What you should do>
Copy all lines in the data that contain the string "this".

Raw data>
####################

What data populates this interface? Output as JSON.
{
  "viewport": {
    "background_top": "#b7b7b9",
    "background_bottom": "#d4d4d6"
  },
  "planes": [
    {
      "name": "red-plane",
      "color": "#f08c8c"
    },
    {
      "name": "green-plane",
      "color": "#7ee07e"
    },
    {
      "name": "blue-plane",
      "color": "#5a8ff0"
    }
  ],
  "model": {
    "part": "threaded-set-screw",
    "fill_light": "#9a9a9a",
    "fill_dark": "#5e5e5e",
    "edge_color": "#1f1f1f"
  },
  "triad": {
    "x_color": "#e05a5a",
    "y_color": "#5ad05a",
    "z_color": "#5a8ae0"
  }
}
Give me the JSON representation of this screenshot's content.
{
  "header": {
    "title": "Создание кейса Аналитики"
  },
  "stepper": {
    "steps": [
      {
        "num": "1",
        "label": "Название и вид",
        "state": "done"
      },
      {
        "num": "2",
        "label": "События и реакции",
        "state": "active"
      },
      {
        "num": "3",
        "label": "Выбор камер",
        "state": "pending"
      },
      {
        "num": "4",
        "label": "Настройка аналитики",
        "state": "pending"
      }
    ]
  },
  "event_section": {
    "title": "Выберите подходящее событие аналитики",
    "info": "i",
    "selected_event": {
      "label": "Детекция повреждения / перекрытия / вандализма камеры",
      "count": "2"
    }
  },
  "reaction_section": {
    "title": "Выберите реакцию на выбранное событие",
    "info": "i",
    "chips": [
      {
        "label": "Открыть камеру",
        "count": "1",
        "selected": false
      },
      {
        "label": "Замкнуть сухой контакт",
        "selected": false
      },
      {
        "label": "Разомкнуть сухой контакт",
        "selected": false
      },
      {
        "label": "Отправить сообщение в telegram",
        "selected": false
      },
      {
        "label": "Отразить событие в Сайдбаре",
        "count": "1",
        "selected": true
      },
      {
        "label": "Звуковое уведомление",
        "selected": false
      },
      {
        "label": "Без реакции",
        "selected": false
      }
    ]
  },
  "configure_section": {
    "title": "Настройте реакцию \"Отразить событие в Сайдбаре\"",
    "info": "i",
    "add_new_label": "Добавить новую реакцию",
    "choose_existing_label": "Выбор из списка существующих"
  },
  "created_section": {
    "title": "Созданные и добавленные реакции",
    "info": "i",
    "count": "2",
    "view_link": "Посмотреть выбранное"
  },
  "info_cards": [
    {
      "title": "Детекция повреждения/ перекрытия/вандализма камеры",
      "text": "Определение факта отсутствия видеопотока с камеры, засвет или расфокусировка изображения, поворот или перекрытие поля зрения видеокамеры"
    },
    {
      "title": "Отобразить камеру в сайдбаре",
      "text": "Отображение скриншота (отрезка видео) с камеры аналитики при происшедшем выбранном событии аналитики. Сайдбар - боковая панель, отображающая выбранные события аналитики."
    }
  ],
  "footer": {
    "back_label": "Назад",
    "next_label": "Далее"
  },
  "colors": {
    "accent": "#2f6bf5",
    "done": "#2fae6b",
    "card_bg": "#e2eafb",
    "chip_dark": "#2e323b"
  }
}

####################

Task solution>
What data populates this interface? Output as JSON.
Give me the JSON representation of this screenshot's content.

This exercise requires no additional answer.